Bryan Townsend said...

I'm an Aristotelian in a lot of ways (a Humean just on the weekends) so I have no problem with the transcendentals. But these are tricky problems, of course. I don't think that I want to deny that perceptual objects have Beauty in themselves, but that beauty needs to be experienced by someone. I suppose that I think of aesthetic objects as being sites for the potential communication of Beauty. But until that communication is received by someone, the experience of Beauty has not occurred. Is this incoherent or a flawed metaphor? I think of the aesthetic experience as a kind of communication. Until the "message" is received, the act of communication is not complete.

Marc Puckett said...

Tricky problems, indeed.

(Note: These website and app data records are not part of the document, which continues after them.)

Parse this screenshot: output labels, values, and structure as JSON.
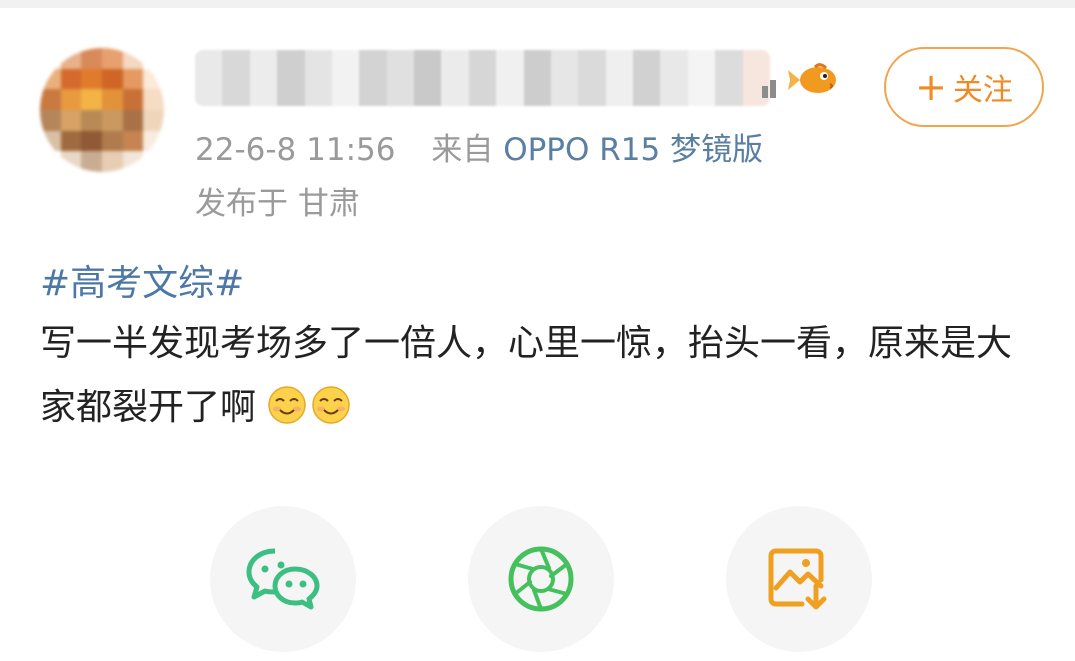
{
  "post": {
    "follow_label": "关注",
    "follow_plus": "+",
    "time": "22-6-8 11:56",
    "source_prefix": "来自",
    "device": "OPPO R15 梦镜版",
    "location": "发布于 甘肃",
    "hashtag": "#高考文综#",
    "text": "写一半发现考场多了一倍人，心里一惊，抬头一看，原来是大家都裂开了啊"
  },
  "share_actions": [
    {
      "icon": "wechat-icon",
      "color": "#3dbf83"
    },
    {
      "icon": "moments-icon",
      "color": "#44c05c"
    },
    {
      "icon": "save-image-icon",
      "color": "#f0a020"
    }
  ]
}
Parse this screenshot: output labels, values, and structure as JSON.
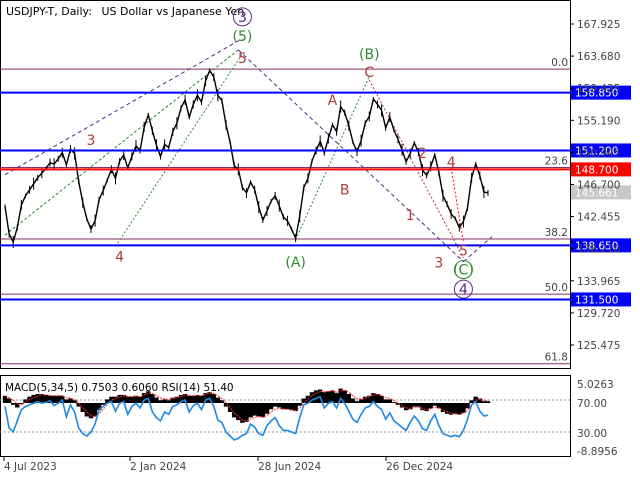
{
  "title": {
    "symbol": "USDJPY-T, Daily:",
    "description": "US Dollar vs Japanese Yen"
  },
  "indicator_label": "MACD(5,34,5) 0.7503 0.6060 RSI(14) 51.40",
  "colors": {
    "price": "#000000",
    "hline_blue": "#0000ff",
    "hline_red": "#ff0000",
    "fib": "#8b2d6a",
    "wave_red": "#b33a3a",
    "wave_green": "#2e8b2e",
    "wave_purple": "#5b2a86",
    "rsi": "#1e88e5",
    "macd": "#000000"
  },
  "chart_data": {
    "type": "line",
    "title": "USDJPY-T, Daily:  US Dollar vs Japanese Yen",
    "price_axis": {
      "ticks": [
        167.925,
        163.68,
        159.435,
        155.19,
        150.945,
        146.7,
        142.455,
        138.21,
        133.965,
        129.72,
        125.475
      ]
    },
    "x_ticks": [
      "4 Jul 2023",
      "2 Jan 2024",
      "28 Jun 2024",
      "26 Dec 2024"
    ],
    "price_series": [
      143.8,
      140.2,
      139.1,
      141.0,
      144.0,
      145.2,
      146.0,
      146.8,
      147.6,
      148.2,
      148.8,
      149.6,
      149.4,
      150.1,
      150.9,
      149.3,
      151.4,
      150.8,
      147.1,
      144.3,
      142.1,
      140.8,
      141.9,
      144.7,
      145.9,
      147.3,
      148.7,
      147.5,
      149.8,
      150.6,
      148.9,
      150.4,
      151.8,
      151.2,
      154.3,
      155.9,
      153.8,
      151.9,
      150.4,
      152.0,
      151.6,
      153.7,
      154.8,
      156.8,
      157.9,
      155.6,
      157.3,
      158.5,
      157.6,
      160.4,
      161.8,
      160.9,
      158.5,
      157.8,
      154.6,
      152.3,
      149.2,
      148.7,
      146.3,
      145.6,
      147.0,
      146.0,
      143.7,
      142.0,
      143.2,
      144.5,
      145.2,
      143.9,
      142.4,
      141.9,
      140.8,
      139.6,
      142.5,
      146.3,
      147.5,
      149.8,
      151.2,
      152.4,
      150.9,
      152.8,
      154.6,
      153.7,
      157.0,
      156.2,
      154.5,
      152.3,
      151.0,
      152.5,
      154.8,
      155.7,
      158.0,
      157.3,
      156.5,
      154.2,
      155.6,
      153.9,
      152.7,
      151.3,
      149.7,
      150.8,
      152.2,
      151.0,
      148.6,
      147.9,
      149.1,
      150.6,
      148.3,
      145.2,
      144.1,
      142.8,
      142.2,
      141.0,
      141.8,
      143.6,
      147.6,
      149.4,
      147.9,
      145.7,
      145.6
    ],
    "macd_hist": [
      0.8,
      0.5,
      -0.2,
      -0.5,
      -0.1,
      0.4,
      0.7,
      0.9,
      1.0,
      1.0,
      0.9,
      0.8,
      0.8,
      0.8,
      0.8,
      0.4,
      0.5,
      0.3,
      -0.4,
      -1.0,
      -1.5,
      -1.7,
      -1.5,
      -0.8,
      -0.2,
      0.4,
      0.7,
      0.7,
      0.9,
      0.9,
      0.7,
      0.7,
      0.8,
      0.7,
      1.1,
      1.3,
      1.0,
      0.6,
      0.3,
      0.4,
      0.3,
      0.6,
      0.7,
      0.9,
      1.0,
      0.8,
      0.8,
      0.9,
      0.8,
      1.1,
      1.2,
      1.0,
      0.6,
      0.3,
      -0.4,
      -1.0,
      -1.6,
      -1.9,
      -2.2,
      -2.1,
      -1.6,
      -1.4,
      -1.5,
      -1.6,
      -1.2,
      -0.7,
      -0.4,
      -0.5,
      -0.7,
      -0.7,
      -0.8,
      -0.9,
      -0.3,
      0.5,
      0.8,
      1.2,
      1.4,
      1.5,
      1.2,
      1.3,
      1.4,
      1.1,
      1.6,
      1.4,
      1.0,
      0.5,
      0.2,
      0.4,
      0.7,
      0.8,
      1.1,
      1.0,
      0.8,
      0.4,
      0.4,
      0.1,
      -0.2,
      -0.5,
      -0.8,
      -0.7,
      -0.4,
      -0.4,
      -0.8,
      -0.9,
      -0.6,
      -0.3,
      -0.6,
      -1.0,
      -1.2,
      -1.3,
      -1.2,
      -1.3,
      -1.1,
      -0.6,
      0.3,
      0.7,
      0.5,
      0.2,
      0.2
    ],
    "macd_signal": [
      0.7,
      0.6,
      0.3,
      -0.1,
      -0.2,
      0.1,
      0.4,
      0.6,
      0.8,
      0.9,
      0.9,
      0.85,
      0.8,
      0.8,
      0.8,
      0.6,
      0.55,
      0.4,
      0.0,
      -0.5,
      -1.0,
      -1.4,
      -1.5,
      -1.2,
      -0.7,
      -0.1,
      0.3,
      0.5,
      0.7,
      0.8,
      0.75,
      0.7,
      0.75,
      0.7,
      0.9,
      1.1,
      1.05,
      0.8,
      0.55,
      0.45,
      0.4,
      0.5,
      0.6,
      0.75,
      0.9,
      0.85,
      0.8,
      0.85,
      0.8,
      0.95,
      1.1,
      1.05,
      0.8,
      0.5,
      0.0,
      -0.5,
      -1.1,
      -1.5,
      -1.9,
      -2.0,
      -1.8,
      -1.6,
      -1.5,
      -1.55,
      -1.4,
      -1.0,
      -0.7,
      -0.6,
      -0.65,
      -0.7,
      -0.75,
      -0.85,
      -0.55,
      0.0,
      0.4,
      0.8,
      1.1,
      1.3,
      1.25,
      1.3,
      1.35,
      1.2,
      1.4,
      1.4,
      1.2,
      0.8,
      0.5,
      0.45,
      0.55,
      0.7,
      0.9,
      0.95,
      0.85,
      0.6,
      0.5,
      0.3,
      0.0,
      -0.3,
      -0.55,
      -0.6,
      -0.5,
      -0.45,
      -0.6,
      -0.75,
      -0.65,
      -0.45,
      -0.55,
      -0.8,
      -1.0,
      -1.15,
      -1.2,
      -1.25,
      -1.15,
      -0.8,
      -0.2,
      0.3,
      0.4,
      0.3,
      0.25
    ],
    "rsi_series": [
      62,
      35,
      30,
      44,
      58,
      62,
      64,
      66,
      68,
      66,
      67,
      69,
      63,
      66,
      70,
      49,
      64,
      55,
      35,
      28,
      25,
      30,
      40,
      58,
      62,
      66,
      68,
      56,
      66,
      68,
      52,
      62,
      66,
      60,
      70,
      72,
      55,
      48,
      44,
      55,
      52,
      62,
      64,
      68,
      70,
      55,
      63,
      66,
      58,
      70,
      72,
      62,
      45,
      42,
      30,
      25,
      20,
      22,
      26,
      28,
      40,
      36,
      28,
      26,
      38,
      44,
      48,
      38,
      32,
      32,
      30,
      28,
      48,
      64,
      66,
      70,
      72,
      74,
      60,
      66,
      68,
      60,
      72,
      66,
      56,
      46,
      42,
      52,
      60,
      62,
      68,
      62,
      58,
      46,
      54,
      44,
      40,
      36,
      32,
      42,
      50,
      44,
      34,
      32,
      44,
      52,
      38,
      28,
      26,
      24,
      26,
      24,
      32,
      46,
      64,
      68,
      56,
      50,
      51
    ],
    "horizontal_levels": [
      {
        "price": 158.85,
        "label": "158.850",
        "style": "blue"
      },
      {
        "price": 151.2,
        "label": "151.200",
        "style": "blue"
      },
      {
        "price": 148.7,
        "label": "148.700",
        "style": "red"
      },
      {
        "price": 138.65,
        "label": "138.650",
        "style": "blue"
      },
      {
        "price": 131.5,
        "label": "131.500",
        "style": "blue"
      }
    ],
    "current_price": {
      "price": 145.661,
      "label": "145.661"
    },
    "fibonacci": [
      {
        "level": "0.0",
        "price": 161.95
      },
      {
        "level": "23.6",
        "price": 148.95
      },
      {
        "level": "38.2",
        "price": 139.5
      },
      {
        "level": "50.0",
        "price": 132.2
      },
      {
        "level": "61.8",
        "price": 123.0
      }
    ],
    "wave_labels": [
      {
        "text": "3",
        "bar": 21,
        "price": 151.9,
        "color": "red"
      },
      {
        "text": "4",
        "bar": 28,
        "price": 136.5,
        "color": "red"
      },
      {
        "text": "5",
        "bar": 58,
        "price": 162.8,
        "color": "red"
      },
      {
        "text": "(5)",
        "bar": 58,
        "price": 165.7,
        "color": "green"
      },
      {
        "text": "3",
        "bar": 58,
        "price": 168.2,
        "color": "purple",
        "circle": true
      },
      {
        "text": "(A)",
        "bar": 71,
        "price": 135.8,
        "color": "green"
      },
      {
        "text": "A",
        "bar": 80,
        "price": 157.2,
        "color": "red"
      },
      {
        "text": "B",
        "bar": 83,
        "price": 145.4,
        "color": "red"
      },
      {
        "text": "C",
        "bar": 89,
        "price": 160.9,
        "color": "red"
      },
      {
        "text": "(B)",
        "bar": 89,
        "price": 163.3,
        "color": "green"
      },
      {
        "text": "1",
        "bar": 99,
        "price": 142.0,
        "color": "red"
      },
      {
        "text": "2",
        "bar": 102,
        "price": 150.2,
        "color": "red"
      },
      {
        "text": "3",
        "bar": 106,
        "price": 135.7,
        "color": "red"
      },
      {
        "text": "4",
        "bar": 109,
        "price": 149.0,
        "color": "red"
      },
      {
        "text": "5",
        "bar": 112,
        "price": 137.3,
        "color": "red"
      },
      {
        "text": "(C)",
        "bar": 112,
        "price": 134.8,
        "color": "green",
        "circle": true
      },
      {
        "text": "4",
        "bar": 112,
        "price": 132.2,
        "color": "purple",
        "circle": true
      }
    ],
    "indicator_axis": {
      "ticks": [
        "5.0263",
        "70.00",
        "30.00",
        "-8.8956"
      ]
    }
  }
}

A beautiful thing/event is by its nature ready to communicate itself to, to be perceived by, those who are willing to receive/perceive it, but until that communication is received by someone the experience of Beauty/beauty has not occurred. The beautiful thing/event none the less exists whether it is perceived by any specific individual or not.

That's how I'd re-write that; does it seem intelligible, or confused, or just different than what you wrote-- I mean, I know it's different, but does it alter your intended meaning? It is that second sentence wherein the crux may be; I think the metaphor is fine, so far as it goes, hence I'd add the 'none the less exists whether...' sentence.

Thank you for engaging in this exchange! I have the distinct impression that I'm about at the end of my ability to contribute much more to it just now, given my clumsiness with the philosophical concepts and terms involved etc etc, even at the half-coherent level that I've managed thus far. Haven't yet done more than glance at the Beardsley experience-of-beauty post yesterday....

Bryan Townsend said...

I think that your version just alters the emphasis. You don't want to dilute the existence of the aesthetic object, which is perfectly right, whereas I was emphasizing the reception of the aesthetic object. So I am fine with the way you have re-stated it. Not that this solves all the problems, but it's a good place to start.

I think that a certain amount of philosophizing can be useful and help us not to go down too many blind alleys. But it is not the most interesting thing to me. The actual music itself is the exciting part!

If you have any comments on my post on The Experience of Beauty, they would be welcome, of course.